In addition, the current-day boy-band phenomenon has led some to make assumptions about Evan and Jaron. “In the last three years, [music critics] have asked us, ‘Do you play your own instruments?'” Evan said. No doubt that could be taken as an insult to a pair of musicians who have written a large number of songs and toured steadily for the last eight years.

It was only a few months after the Island misadventure that Columbia Records picked up Evan and Jaron and got the wheels rollin’ again. Their self-titled Columbia debut has sold more than 172,000 units since its release in September and radio won’t stop playing the hit single, “Crazy For This Girl,” literally.

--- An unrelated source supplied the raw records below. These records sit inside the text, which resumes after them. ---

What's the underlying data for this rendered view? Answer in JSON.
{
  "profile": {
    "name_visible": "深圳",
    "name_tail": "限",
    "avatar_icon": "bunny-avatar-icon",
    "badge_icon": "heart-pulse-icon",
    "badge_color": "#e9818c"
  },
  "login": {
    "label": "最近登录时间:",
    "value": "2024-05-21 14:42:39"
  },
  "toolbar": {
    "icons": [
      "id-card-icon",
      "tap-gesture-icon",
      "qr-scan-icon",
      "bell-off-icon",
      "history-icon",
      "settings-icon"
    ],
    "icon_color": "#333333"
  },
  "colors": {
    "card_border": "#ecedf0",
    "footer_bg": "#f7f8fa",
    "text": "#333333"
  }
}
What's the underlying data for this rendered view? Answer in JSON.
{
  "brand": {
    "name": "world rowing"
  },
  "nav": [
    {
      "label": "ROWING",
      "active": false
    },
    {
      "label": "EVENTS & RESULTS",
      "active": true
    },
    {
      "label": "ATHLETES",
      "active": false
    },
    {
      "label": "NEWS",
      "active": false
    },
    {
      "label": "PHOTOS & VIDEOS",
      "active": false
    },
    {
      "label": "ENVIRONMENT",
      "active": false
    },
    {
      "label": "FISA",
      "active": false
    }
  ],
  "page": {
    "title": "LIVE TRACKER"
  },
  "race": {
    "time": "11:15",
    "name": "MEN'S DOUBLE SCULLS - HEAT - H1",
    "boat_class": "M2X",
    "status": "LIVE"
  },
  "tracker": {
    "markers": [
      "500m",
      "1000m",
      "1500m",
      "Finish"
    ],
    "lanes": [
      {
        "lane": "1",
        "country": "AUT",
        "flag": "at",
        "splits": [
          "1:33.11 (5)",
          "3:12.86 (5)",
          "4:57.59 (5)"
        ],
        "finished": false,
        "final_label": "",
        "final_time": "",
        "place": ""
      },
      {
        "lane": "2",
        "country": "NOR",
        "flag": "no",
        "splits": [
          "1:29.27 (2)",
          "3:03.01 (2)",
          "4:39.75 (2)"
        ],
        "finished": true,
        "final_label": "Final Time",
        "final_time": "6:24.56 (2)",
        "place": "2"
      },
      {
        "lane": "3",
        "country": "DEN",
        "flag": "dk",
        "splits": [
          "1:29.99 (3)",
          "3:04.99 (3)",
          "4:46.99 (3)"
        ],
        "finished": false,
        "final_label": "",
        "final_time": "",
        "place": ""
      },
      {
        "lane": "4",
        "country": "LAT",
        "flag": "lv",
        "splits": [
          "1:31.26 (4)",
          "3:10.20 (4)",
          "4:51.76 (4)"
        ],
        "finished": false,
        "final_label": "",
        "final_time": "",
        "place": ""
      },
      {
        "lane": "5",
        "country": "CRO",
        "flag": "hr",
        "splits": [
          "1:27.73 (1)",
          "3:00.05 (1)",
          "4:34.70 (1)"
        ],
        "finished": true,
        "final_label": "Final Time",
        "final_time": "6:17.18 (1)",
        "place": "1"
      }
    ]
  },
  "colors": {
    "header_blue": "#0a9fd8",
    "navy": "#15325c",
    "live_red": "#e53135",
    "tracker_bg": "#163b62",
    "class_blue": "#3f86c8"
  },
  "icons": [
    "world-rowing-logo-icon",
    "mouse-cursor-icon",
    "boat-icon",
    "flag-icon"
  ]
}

“We’re trying to go for our new single and stations are still playing ‘Crazy For This Girl.’ With some stations, it’s still going up. They’re adding rotations,” Evan said. “We’re like, ‘OK, OK, OK. We want you to play [the new single] “From My Head To My Heart” now.'”

Evan and Jaron

Not that the brothers are complaining. They know the routine of playing markets over and over to build a fanbase through touring, and they’ve been proud of their results. But radio has brought things to a whole new level.

“Now, we’ll show up in a city that we’ve never even played before and because of the radio support, we’ll sell the show out or there will be like 750 people or 1,000 or whatever it is and you’re like, ‘What the!'” Evan marveled. “The power of radio is so not to be underestimated. It’s huge.”

Their widening fanbase means the expansion of their business, and Evan and Jaron stay hands-on. Because they came to Columbia with their homework already done, they are team players with the label, Jaron said.

“We understand that it’s about the music but we understand that it’s about the business, as well. At the end of the day, my bottom line is the continual growth of my art. At the end of their day, it’s the sale of the record,” he explained. “You have to meet in the middle and realize that as long as your record company is continuing to nurture your artistic growth, then you’re gonna have to go out and, unfortunately, be a salesman at times.”

“For that one hour a day I’m onstage, I become an artist, but for the rest of the day, I’m a salesman. Hopefully, if I can sell my record, it will give me another opportunity to go out and be an artist.”

Both brothers are very happy with their live show, which Jaron said includes crazy theatrics, all in the name of fun. They just embarked on their first major headline tour, which will hit cities all over the U.S. through June.